France's Macron is a friend, British PM Liz Truss decides

FILE PHOTO: Liz Truss visit to U.S. for the United Nations General Assembly, in New York

By Sachin Ravikumar, Michel Rose and William James

PRAGUE (Reuters) -French President Emmanuel Macron is a friend of Britain, Prime Minister Liz Truss said on Thursday, having declared earlier this year while campaigning to become leader that the jury was out on whether he was a friend or foe.

Truss was speaking in Prague at the inaugural summit of the European Political Community, a format that is Macron's brainchild and brings together the 27 European Union members with 17 other European countries.

"He is a friend," Truss told reporters when asked whether she had made up her mind about Macron.

Macron replied in kind and said he was "very happy" to see Truss in Prague and that he hoped it would mark a new start for relations between Britain and the EU after Brexit.

"This is an island, but this island didn't move from the continent," Macron said in English. "I really hope this is the beginning of the day after."

The two leaders met for scheduled talks shortly after her comment, and agreed to take forward a "renewed bilateral agenda," according to a joint statement.

"The President and the Prime Minister reaffirmed the strong and historic ties between their two countries," the statement said, announcing an agreement to hold a UK-France summit in 2023 in France.

Historically complicated relations between Britain and France have become more tense ever since Britain left the European Union in early 2020, inflamed by disputes over control of border posts and the flow of migrants crossing the sea from Calais to southern England.

"I work very, very closely with President Macron and the French government and what we're talking about is how the UK and France can work more closely together to build more nuclear power stations, and to make sure that both countries have energy security in the future," Truss said. "We're both very clear: The foe is Vladimir Putin."

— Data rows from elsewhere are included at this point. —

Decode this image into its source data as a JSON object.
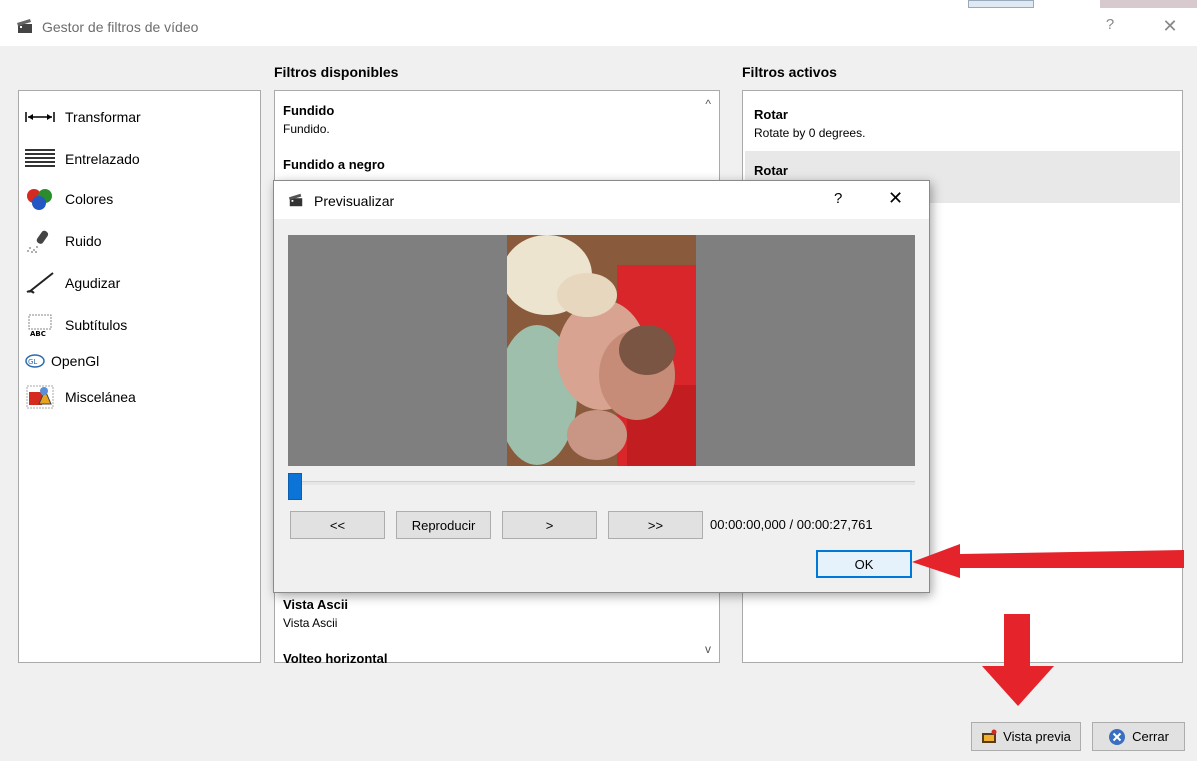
{
  "window": {
    "title": "Gestor de filtros de vídeo",
    "help_glyph": "?",
    "close_glyph": "✕"
  },
  "categories_panel": {
    "items": [
      {
        "label": "Transformar",
        "icon": "transform-icon"
      },
      {
        "label": "Entrelazado",
        "icon": "interlace-icon"
      },
      {
        "label": "Colores",
        "icon": "colors-icon"
      },
      {
        "label": "Ruido",
        "icon": "noise-icon"
      },
      {
        "label": "Agudizar",
        "icon": "sharpen-icon"
      },
      {
        "label": "Subtítulos",
        "icon": "subtitles-icon"
      },
      {
        "label": "OpenGl",
        "icon": "opengl-icon"
      },
      {
        "label": "Miscelánea",
        "icon": "misc-icon"
      }
    ]
  },
  "available": {
    "heading": "Filtros disponibles",
    "filters": [
      {
        "name": "Fundido",
        "desc": "Fundido."
      },
      {
        "name": "Fundido a negro",
        "desc": ""
      },
      {
        "name": "Vista Ascii",
        "desc": "Vista Ascii"
      },
      {
        "name": "Volteo horizontal",
        "desc": ""
      }
    ],
    "scroll_up": "^",
    "scroll_down": "v"
  },
  "active": {
    "heading": "Filtros activos",
    "filters": [
      {
        "name": "Rotar",
        "desc": "Rotate by 0 degrees."
      },
      {
        "name": "Rotar",
        "desc": ""
      }
    ]
  },
  "footer": {
    "preview_label": "Vista previa",
    "close_label": "Cerrar"
  },
  "dialog": {
    "title": "Previsualizar",
    "help_glyph": "?",
    "close_glyph": "✕",
    "buttons": {
      "rewind": "<<",
      "play": "Reproducir",
      "next": ">",
      "forward": ">>"
    },
    "time": "00:00:00,000 / 00:00:27,761",
    "ok_label": "OK",
    "progress": 0
  },
  "colors": {
    "accent": "#0078d7",
    "arrow": "#e5232b"
  }
}
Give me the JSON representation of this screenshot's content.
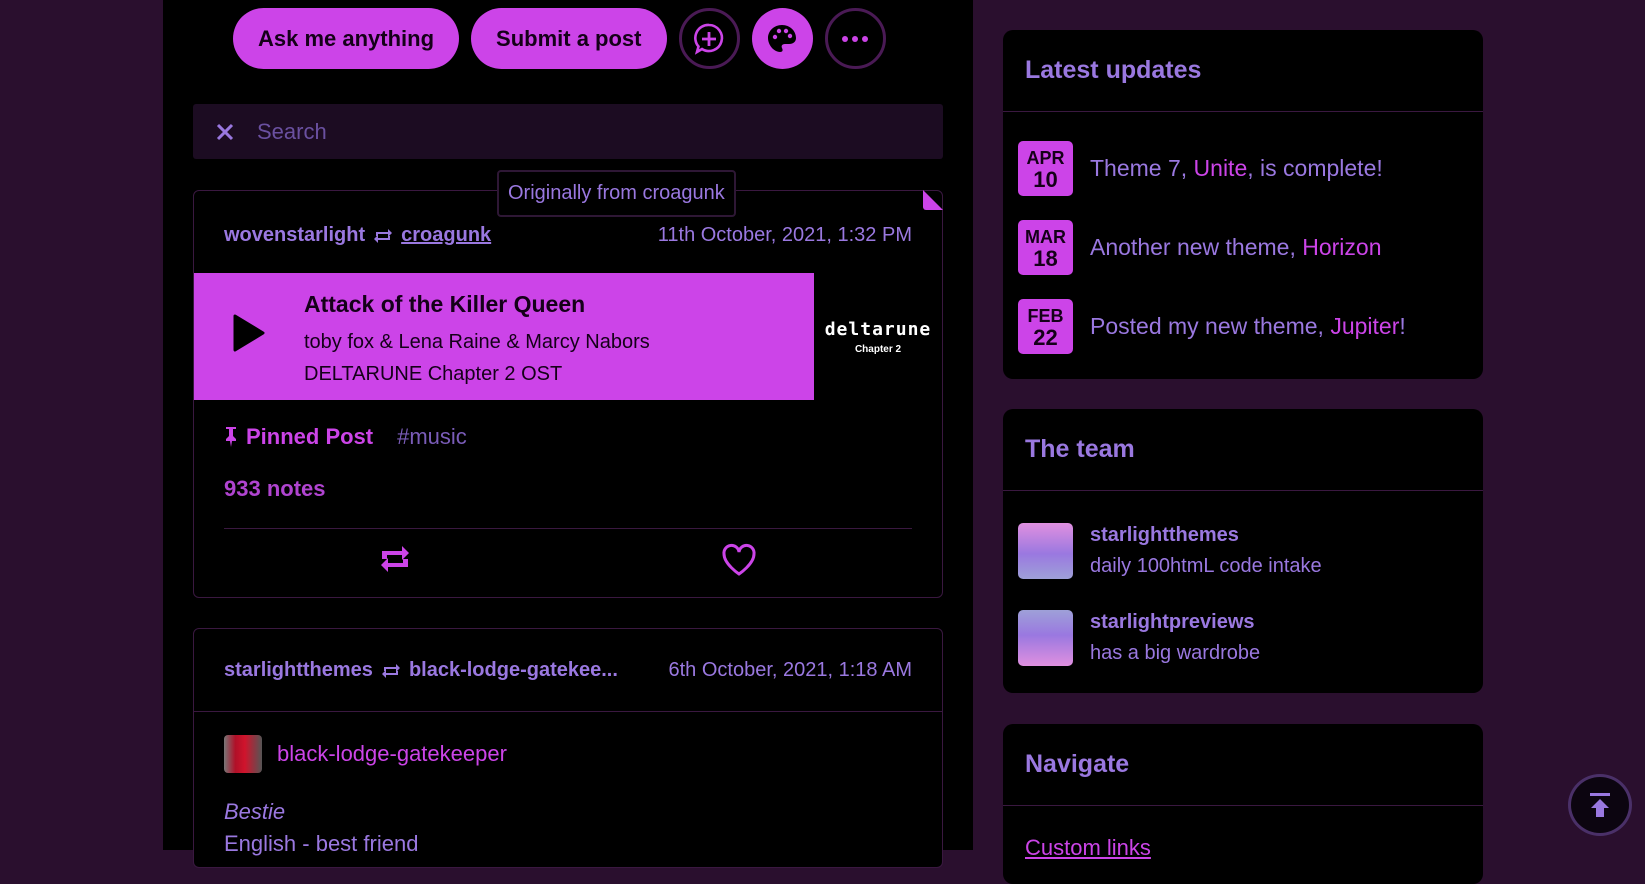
{
  "top_actions": {
    "ask_label": "Ask me anything",
    "submit_label": "Submit a post",
    "icons": [
      "new-message-icon",
      "palette-icon",
      "more-icon"
    ]
  },
  "search": {
    "placeholder": "Search",
    "value": ""
  },
  "posts": [
    {
      "tooltip": "Originally from croagunk",
      "user": "wovenstarlight",
      "source": "croagunk",
      "date": "11th October, 2021, 1:32 PM",
      "audio": {
        "title": "Attack of the Killer Queen",
        "artist": "toby fox & Lena Raine & Marcy Nabors",
        "album": "DELTARUNE Chapter 2 OST",
        "art_logo": "deltarune",
        "art_sub": "Chapter 2"
      },
      "pinned_label": "Pinned Post",
      "tag": "#music",
      "notes": "933 notes"
    },
    {
      "user": "starlightthemes",
      "source": "black-lodge-gatekee...",
      "date": "6th October, 2021, 1:18 AM",
      "reblog_user": "black-lodge-gatekeeper",
      "body_italic": "Bestie",
      "body_text": "English - best friend"
    }
  ],
  "sidebar": {
    "updates": {
      "title": "Latest updates",
      "items": [
        {
          "month": "APR",
          "day": "10",
          "pre": "Theme 7, ",
          "highlight": "Unite",
          "post": ", is complete!"
        },
        {
          "month": "MAR",
          "day": "18",
          "pre": "Another new theme, ",
          "highlight": "Horizon",
          "post": ""
        },
        {
          "month": "FEB",
          "day": "22",
          "pre": "Posted my new theme, ",
          "highlight": "Jupiter",
          "post": "!"
        }
      ]
    },
    "team": {
      "title": "The team",
      "members": [
        {
          "name": "starlightthemes",
          "bio": "daily 100htmL code intake"
        },
        {
          "name": "starlightpreviews",
          "bio": "has a big wardrobe"
        }
      ]
    },
    "navigate": {
      "title": "Navigate",
      "link": "Custom links"
    }
  },
  "colors": {
    "accent": "#cc44e8",
    "text": "#9a78e0",
    "page_bg": "#2a0f2e",
    "panel_bg": "#000000"
  }
}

Her initial remarks in August, made during the campaign to replace Boris Johnson as prime minister, played to Anglo-French rivalry and drew cheers from an audience of members of the governing, eurosceptic Conservative Party.

But they drew a cool response from Macron, who said Britain was "a friendly nation, regardless of its leaders, sometimes in spite of its leaders."

The two subsequently met in New York, after Truss became prime minister, where Macron said there had been a desire "to re-engage, to move on and to show that we are allies and friends in a complex world."

The joint statement issued after Thursday's meeting included a recommitment of support for a nuclear power station in England built by French firm EDF, affirmation of their commitment to supporting Ukraine and a promise to work more closely on tackling cross-channel migration.

(Reporting by Sachin Ravikumar and William James in London and Michel Rose in Prague; Editing by Mark Porter and Alistair Bell)